**DATA FOR REVIEW:**
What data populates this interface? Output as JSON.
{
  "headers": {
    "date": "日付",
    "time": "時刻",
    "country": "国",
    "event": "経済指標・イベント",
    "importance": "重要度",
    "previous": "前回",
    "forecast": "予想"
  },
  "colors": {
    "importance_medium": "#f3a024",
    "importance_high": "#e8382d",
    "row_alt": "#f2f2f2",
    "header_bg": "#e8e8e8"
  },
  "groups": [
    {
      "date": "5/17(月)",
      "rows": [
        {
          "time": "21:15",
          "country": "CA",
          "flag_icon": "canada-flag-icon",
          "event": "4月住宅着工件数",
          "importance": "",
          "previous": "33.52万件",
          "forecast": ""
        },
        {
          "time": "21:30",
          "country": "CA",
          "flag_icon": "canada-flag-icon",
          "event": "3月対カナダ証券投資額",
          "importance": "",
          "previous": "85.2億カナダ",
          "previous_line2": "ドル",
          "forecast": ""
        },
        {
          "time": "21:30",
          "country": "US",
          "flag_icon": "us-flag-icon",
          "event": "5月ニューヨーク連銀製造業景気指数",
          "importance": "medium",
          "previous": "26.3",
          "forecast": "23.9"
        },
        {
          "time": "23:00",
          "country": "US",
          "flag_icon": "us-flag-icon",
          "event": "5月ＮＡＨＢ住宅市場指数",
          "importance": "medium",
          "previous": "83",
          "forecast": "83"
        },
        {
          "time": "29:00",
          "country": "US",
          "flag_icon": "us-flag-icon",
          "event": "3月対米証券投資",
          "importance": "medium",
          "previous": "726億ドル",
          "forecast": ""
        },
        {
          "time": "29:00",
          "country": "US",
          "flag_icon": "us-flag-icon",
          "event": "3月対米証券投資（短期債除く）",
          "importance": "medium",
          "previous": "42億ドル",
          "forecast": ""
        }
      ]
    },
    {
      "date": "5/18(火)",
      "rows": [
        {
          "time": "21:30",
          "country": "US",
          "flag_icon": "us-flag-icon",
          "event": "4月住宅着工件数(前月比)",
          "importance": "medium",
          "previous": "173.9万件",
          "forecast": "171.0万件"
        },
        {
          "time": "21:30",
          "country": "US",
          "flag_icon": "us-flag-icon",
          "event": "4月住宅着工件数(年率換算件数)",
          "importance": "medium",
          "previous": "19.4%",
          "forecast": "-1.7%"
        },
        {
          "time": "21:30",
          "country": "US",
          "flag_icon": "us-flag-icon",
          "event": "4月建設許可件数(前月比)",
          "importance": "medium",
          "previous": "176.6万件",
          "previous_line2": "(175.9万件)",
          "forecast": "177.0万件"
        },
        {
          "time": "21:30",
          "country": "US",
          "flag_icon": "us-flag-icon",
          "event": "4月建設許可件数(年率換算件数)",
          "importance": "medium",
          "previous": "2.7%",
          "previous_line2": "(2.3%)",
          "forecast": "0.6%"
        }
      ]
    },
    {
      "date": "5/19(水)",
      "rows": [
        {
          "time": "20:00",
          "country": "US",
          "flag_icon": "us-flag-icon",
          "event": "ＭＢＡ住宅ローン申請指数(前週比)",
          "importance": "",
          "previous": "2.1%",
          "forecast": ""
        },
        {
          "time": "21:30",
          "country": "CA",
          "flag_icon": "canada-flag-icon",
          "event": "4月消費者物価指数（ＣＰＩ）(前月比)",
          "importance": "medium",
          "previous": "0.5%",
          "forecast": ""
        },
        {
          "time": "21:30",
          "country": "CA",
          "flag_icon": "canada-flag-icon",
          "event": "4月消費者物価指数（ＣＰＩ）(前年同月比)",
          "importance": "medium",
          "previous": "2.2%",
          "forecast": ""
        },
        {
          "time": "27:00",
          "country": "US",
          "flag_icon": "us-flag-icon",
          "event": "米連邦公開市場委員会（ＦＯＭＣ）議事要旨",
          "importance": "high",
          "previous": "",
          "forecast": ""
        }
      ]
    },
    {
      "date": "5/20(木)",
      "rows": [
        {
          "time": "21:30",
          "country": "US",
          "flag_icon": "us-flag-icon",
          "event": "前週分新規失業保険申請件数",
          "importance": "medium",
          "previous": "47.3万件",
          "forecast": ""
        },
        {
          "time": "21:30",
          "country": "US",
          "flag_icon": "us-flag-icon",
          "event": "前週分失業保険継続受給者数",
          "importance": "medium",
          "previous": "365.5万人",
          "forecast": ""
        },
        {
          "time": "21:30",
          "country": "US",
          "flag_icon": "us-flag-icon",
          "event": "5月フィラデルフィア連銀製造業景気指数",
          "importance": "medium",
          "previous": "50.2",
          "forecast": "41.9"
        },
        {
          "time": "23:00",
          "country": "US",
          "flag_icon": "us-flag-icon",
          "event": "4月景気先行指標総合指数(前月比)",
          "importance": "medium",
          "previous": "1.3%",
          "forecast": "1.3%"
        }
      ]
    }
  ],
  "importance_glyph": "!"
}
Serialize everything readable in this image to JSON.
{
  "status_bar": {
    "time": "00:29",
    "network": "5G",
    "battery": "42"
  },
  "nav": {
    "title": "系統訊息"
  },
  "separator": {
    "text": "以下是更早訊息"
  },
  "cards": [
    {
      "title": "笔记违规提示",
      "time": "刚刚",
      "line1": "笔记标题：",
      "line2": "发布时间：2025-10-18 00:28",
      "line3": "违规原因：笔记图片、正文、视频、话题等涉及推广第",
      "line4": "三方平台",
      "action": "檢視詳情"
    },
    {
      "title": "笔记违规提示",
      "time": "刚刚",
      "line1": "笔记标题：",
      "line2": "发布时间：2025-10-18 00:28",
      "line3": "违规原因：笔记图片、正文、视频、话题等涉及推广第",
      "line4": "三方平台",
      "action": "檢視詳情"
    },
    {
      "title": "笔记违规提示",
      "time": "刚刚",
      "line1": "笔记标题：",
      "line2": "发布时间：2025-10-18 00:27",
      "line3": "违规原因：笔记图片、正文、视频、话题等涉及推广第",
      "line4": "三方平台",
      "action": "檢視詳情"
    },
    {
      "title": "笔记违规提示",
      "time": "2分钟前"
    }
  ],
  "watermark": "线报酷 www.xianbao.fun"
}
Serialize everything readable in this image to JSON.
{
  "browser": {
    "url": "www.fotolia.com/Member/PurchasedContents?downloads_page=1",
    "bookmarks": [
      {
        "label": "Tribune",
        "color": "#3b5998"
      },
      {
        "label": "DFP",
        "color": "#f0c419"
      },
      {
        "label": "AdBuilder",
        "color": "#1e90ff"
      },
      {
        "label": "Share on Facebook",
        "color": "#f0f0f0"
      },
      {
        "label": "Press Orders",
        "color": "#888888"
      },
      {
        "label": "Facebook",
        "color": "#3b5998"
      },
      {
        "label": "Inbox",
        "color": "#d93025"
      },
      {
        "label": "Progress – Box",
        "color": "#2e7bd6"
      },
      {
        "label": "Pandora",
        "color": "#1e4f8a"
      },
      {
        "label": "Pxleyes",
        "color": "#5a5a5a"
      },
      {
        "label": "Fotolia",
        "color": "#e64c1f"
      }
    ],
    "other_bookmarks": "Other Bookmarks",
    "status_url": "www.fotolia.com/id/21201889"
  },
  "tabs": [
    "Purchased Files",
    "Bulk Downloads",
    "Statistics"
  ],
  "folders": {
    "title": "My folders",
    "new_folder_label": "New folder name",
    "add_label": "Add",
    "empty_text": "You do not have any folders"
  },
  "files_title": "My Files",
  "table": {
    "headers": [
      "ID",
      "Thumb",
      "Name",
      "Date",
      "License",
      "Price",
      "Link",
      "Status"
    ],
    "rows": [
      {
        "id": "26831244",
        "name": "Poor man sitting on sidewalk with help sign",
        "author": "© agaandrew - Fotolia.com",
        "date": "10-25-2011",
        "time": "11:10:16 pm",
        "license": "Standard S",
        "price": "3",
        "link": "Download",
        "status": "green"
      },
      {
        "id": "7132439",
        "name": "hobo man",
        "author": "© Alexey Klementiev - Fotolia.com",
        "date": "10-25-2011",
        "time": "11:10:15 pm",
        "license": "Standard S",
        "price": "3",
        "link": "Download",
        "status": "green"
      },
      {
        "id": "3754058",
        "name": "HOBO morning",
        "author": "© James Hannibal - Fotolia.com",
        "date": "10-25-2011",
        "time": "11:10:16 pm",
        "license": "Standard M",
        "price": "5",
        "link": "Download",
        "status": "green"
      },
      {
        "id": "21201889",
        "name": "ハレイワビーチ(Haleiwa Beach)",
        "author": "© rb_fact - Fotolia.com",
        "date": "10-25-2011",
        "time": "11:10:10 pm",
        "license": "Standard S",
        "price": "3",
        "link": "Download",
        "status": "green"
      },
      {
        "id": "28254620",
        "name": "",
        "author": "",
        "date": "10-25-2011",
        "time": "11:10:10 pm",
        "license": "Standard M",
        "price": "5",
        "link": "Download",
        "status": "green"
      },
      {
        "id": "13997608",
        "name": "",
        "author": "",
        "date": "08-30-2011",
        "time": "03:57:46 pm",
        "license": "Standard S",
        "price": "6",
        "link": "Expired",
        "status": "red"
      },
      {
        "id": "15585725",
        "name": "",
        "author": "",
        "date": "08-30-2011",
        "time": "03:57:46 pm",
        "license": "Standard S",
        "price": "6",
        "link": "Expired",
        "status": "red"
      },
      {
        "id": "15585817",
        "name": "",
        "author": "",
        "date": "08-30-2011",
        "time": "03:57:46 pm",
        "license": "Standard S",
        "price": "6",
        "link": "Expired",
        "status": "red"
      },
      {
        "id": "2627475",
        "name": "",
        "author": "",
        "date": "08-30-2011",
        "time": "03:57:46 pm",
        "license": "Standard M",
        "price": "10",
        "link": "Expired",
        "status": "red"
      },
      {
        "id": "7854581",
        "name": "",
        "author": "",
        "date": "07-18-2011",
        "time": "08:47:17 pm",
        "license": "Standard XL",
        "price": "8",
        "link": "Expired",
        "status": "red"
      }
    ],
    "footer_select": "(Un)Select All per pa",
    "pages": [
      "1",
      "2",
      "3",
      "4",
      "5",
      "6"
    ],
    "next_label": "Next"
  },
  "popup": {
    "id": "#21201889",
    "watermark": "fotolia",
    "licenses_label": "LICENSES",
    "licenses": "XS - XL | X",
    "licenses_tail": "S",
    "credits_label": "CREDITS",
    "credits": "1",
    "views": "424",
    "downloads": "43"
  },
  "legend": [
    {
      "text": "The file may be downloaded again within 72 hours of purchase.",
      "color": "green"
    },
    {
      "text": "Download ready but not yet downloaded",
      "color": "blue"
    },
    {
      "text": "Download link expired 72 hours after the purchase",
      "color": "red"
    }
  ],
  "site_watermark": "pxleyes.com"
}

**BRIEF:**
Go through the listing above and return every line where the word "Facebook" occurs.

**EXERCISE SOLUTION:**
        "label": "Share on Facebook",
        "label": "Facebook",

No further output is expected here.